Wednesday, January 28, 2015

Cuba President Raul Castro demands US hands back Guantanamo Bay

Raul Castro at the Latin American and Caribbean summit in Costa Rica on Wednesday. 
Photo: AFP

Cuban President Raul Castro has laid out the conditions to normalise relations with the United States, demanding an end to the embargo, the return of Guantanamo Bay and Havana's removal from a terror list.

Mr Castro issued his demands a week after the highest-ranking US delegation to Havana in 35 years and Cuban officials held landmark talks aimed at reopening embassies and renewing ties that broke off in 1961.

The Cuban leader, brother of former president Fidel Castro, also warned Washington to cease interference in Cuba's internal affairs.

"If these problems are not resolved, this diplomatic rapprochement between Cuba and the United States would be meaningless," he said.

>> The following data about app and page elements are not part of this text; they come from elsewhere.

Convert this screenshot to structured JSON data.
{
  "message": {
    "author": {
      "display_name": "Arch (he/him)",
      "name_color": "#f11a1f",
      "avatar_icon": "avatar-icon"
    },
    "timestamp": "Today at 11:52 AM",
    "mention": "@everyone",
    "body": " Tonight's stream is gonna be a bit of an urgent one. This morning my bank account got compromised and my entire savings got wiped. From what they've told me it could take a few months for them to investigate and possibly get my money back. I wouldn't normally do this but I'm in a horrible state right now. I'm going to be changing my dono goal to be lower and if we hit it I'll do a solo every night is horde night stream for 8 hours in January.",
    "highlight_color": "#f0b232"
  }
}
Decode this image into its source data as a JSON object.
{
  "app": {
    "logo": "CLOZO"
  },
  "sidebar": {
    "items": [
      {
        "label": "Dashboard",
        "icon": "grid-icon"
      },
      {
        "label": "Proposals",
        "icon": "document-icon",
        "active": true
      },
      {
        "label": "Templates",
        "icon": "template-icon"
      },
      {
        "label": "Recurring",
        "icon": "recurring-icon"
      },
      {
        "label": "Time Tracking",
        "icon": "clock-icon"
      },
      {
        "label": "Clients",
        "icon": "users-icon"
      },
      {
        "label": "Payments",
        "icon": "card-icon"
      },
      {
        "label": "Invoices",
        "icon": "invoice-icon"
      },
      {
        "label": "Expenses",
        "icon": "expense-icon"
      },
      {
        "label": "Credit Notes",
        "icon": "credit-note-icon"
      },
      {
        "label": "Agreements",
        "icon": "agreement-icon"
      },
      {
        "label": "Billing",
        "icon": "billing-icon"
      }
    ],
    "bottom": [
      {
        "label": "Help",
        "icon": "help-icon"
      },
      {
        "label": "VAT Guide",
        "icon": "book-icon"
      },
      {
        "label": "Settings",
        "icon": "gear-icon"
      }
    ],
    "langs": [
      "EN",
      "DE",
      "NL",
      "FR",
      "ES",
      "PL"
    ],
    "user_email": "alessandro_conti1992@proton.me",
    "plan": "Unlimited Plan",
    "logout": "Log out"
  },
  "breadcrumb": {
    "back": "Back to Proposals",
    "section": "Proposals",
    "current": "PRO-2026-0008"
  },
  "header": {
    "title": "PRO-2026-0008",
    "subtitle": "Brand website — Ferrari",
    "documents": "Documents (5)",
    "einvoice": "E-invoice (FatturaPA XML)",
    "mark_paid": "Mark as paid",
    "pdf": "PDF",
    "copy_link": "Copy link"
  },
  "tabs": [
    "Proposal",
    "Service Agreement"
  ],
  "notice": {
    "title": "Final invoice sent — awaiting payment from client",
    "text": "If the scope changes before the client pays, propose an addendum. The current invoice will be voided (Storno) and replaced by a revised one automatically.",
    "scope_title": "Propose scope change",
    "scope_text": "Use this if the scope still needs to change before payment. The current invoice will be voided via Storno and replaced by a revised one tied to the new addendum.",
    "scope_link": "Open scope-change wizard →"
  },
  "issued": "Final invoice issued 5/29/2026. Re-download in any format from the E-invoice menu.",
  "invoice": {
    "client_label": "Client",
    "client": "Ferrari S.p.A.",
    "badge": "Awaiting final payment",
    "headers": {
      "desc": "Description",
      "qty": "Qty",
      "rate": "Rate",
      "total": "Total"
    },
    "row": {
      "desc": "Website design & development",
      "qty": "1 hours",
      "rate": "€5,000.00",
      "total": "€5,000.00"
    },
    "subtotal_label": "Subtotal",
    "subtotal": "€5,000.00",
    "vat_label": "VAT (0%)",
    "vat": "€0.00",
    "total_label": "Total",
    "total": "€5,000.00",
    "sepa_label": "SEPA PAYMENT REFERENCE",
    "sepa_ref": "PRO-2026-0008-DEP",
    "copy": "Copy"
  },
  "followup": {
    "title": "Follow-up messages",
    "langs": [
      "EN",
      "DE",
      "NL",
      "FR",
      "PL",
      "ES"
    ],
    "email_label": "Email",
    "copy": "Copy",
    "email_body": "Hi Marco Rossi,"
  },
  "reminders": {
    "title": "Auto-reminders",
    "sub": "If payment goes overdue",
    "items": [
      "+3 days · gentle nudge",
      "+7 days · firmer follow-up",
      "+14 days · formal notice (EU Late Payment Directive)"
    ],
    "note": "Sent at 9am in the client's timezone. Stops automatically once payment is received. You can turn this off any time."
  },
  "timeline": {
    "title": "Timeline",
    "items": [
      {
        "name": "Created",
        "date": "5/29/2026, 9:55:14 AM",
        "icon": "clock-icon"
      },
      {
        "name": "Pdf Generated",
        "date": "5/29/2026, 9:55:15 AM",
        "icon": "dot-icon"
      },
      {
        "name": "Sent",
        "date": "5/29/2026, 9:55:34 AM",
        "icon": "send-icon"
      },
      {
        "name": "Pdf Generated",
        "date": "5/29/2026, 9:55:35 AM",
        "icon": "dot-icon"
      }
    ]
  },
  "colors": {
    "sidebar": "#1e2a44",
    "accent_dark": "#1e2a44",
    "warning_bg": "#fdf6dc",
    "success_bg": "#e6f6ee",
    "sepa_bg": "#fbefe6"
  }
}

Cuba has long blamed the embargo for the communist island's economic woes, with billboards in the country equating the decades-old economic sanctions to a "genocide".

"The main problem has not been resolved: the economic, commercial and financial blockade, which causes huge human and economic damage and is a violation of international rights," Mr Castro said."The establishment of diplomatic relations is the beginning of a process toward the normalisation of bilateral relations, but this won't be possible as long as the blockade exists."

Speaking at a summit of the Community of Latin American and Caribbean States in Costa Rica, Mr Castro said that the road to ending the embargo would be "long and hard".

US President Barack Obama called on Congress last week to put an end to the embargo, which was imposed in 1962 and has been a major source of tension between the Cold War-era rivals since then.

Earlier this month, Mr Obama used his executive powers to ease travel and trade restrictions with Havana, putting a dent on the embargo.

But Mr Castro said that the US leader should do more.

"He could use with resolve his broad executive powers to substantially change the scope of the blockade, even without the Congress decision," he said.

The 33-nation summit is expected to issue a declaration condemning the embargo. The group, which does not include Washington, was created by the late Venezuelan socialist leader Hugo Chavez.

"Enough with the criminal blockade of Cuba," Ecuador's leftist President Rafael Correa told the summit. Nicaraguan counterpart Daniel Ortega said the embargo "will have to disappear."

Mr Castro and Mr Obama simultaneously announced on December 17 their intention to end half a century of animosity and normalise ties.

Some US politicians have voiced concern about the rapprochement, especially those of Cuban-American origin, who say Mr Obama conceded too much to Mr Castro without securing guarantees of political change on the island.

The United States has invited Cuba to hold another round of talks in the coming weeks in Washington.

In his speech in Belen, Costa Rica, Castro said that Havana also wants to be removed from a US blacklist of state sponsors of terrorism, which has blocked Cuba's access to financial institutions.

In addition, he demanded the return of Guantanamo Bay, where the US navy has a base being used to jail terrorism suspects.

Agence France-Presse, Reuters

No comments: